[Stored entries]
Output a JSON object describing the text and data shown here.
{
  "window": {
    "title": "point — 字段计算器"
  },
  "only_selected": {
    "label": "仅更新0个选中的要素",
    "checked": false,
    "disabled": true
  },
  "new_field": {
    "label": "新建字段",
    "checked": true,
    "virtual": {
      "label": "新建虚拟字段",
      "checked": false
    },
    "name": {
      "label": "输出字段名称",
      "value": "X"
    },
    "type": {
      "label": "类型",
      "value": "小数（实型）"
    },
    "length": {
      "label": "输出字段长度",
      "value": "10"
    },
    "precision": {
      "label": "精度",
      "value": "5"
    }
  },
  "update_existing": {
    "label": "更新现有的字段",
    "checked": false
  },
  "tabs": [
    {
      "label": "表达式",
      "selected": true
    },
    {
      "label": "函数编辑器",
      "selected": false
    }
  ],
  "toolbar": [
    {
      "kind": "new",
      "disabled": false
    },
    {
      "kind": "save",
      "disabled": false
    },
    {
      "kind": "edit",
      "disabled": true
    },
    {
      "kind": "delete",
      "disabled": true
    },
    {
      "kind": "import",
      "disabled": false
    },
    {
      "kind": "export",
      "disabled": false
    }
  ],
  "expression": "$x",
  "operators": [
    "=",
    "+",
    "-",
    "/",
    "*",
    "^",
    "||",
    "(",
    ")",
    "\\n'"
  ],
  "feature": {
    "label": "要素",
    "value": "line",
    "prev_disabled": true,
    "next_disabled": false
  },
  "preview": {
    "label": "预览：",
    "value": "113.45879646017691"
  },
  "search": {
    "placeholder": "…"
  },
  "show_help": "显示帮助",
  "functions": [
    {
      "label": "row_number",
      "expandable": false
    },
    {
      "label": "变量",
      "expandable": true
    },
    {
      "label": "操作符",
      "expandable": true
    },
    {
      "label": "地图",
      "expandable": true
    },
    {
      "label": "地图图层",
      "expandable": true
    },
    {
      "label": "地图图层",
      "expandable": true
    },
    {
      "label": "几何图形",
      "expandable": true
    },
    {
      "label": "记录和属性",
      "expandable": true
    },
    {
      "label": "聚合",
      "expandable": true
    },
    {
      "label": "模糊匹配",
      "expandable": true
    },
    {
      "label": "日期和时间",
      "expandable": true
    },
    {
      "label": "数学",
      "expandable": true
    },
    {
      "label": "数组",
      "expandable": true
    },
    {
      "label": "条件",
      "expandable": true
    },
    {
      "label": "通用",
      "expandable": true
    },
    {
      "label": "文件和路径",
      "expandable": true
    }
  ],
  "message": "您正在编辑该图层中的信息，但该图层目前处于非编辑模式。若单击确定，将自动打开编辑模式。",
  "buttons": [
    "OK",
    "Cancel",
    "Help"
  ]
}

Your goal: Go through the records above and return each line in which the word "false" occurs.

Expected answer:
    "checked": false,
      "checked": false
    "checked": false
      "selected": false
      "disabled": false
      "disabled": false
      "disabled": false
      "disabled": false
    "next_disabled": false
      "expandable": false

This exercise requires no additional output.